Pope Francis has dissolved the leadership of the Knights of Malta, for an election in 2023 under new rules that will no longer elect a member of the nobility as Grand Master for life

Knights of the Orderof St John
Knights of the Orderof St John

Pope Francis has dissolved the leadership of the Knights of Malta, the global Catholic religious order and humanitarian group, to instal a provisional government ahead of the election of a new Grand Master.

The papal decree comes five years after an acrimonious debate within the Order, which once commanded the islands of Malta for almost 200 years, over a new constitution that some feared would weaken its sovereignty.

The group, whose formal name is Sovereign Military Hospitaller Order of St. John of Jerusalem, of Rhodes and of Malta, was founded in Jerusalem nearly 1,000 years ago to provide medical aid for pilgrims in the Holy Land.

Today it employes 13,500 members with a multi-million dollar budget, has 95,000 volunteers and 52,000 medical staff running refugee camps, drug treatment centres, disaster relief programmes and clinics around the world. It has been very active in helping Ukrainian refugees and war victims.

Warring knights, a moral crisis, and hidden monies

With permanent observer status at the United Nations, it maintains diplomatic relations with 110 states and acts as a neutral party in relief efforts in war zones.

And its only official territory is a palace and offices in Rome and the St Angelo fort in Malta, but is still recognised as a sovereign entity with its own passports and licence plates.

It is however still a religious order under the auspices of the Vatican.

A new Grand Master, to replace the late Giacomo Dalla Torre, who died in April, will take place in March 2023.

The new constitution will now eliminate the nobility rule as well as the tradition of Grand Masters being elected for life: previously, top Knights and the Grand Master were required to have noble lineage, something that excluded nearly everyone except Europeans from serving in top roles.

Future Grand Masters will be elected for 10-year terms, renewable only once, and will have to step down at age 85.

Past clashes with Francis

In 2016 the Knights sent Pope Francis an extraordinary rebuke after the Holy See appointed a commission to investigate the sacking of its Grand Chancellor.

Pope Francis set up a special committee to investigate discord within the Knights of Malta, after the grand master of the venerable order, Matthew Festing, ousted its ‘foreign minister’ Albrecht von Boeselager.

Von Boeselager was replaced by the Maltese knight John Critien, who took up the prominent position in the Order’s magistry.

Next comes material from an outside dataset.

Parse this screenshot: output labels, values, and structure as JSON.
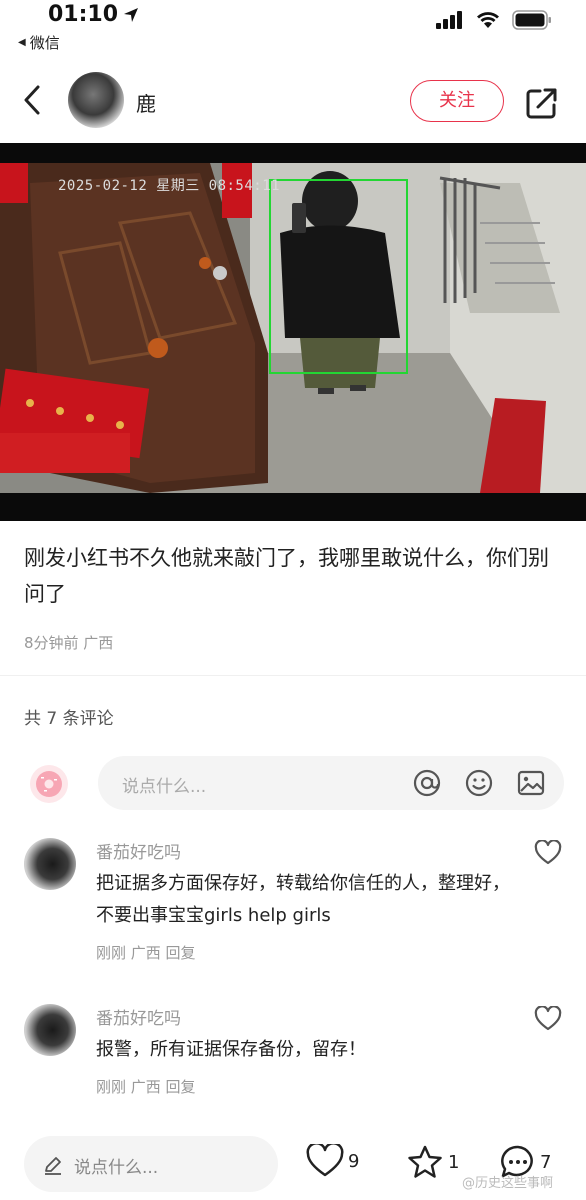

Von Boeselager, who as Grand Chancellor was the number three in the Order, was reported to have told friends he had been accused of not following the Church’s teaching on the distribution of condoms in Africa. Italian daily Il Messaggero said the scandal concerned von Boeselager’s tenure as health minister and claims that he didn’t prevent the order’s workers in Africa from distributing condoms.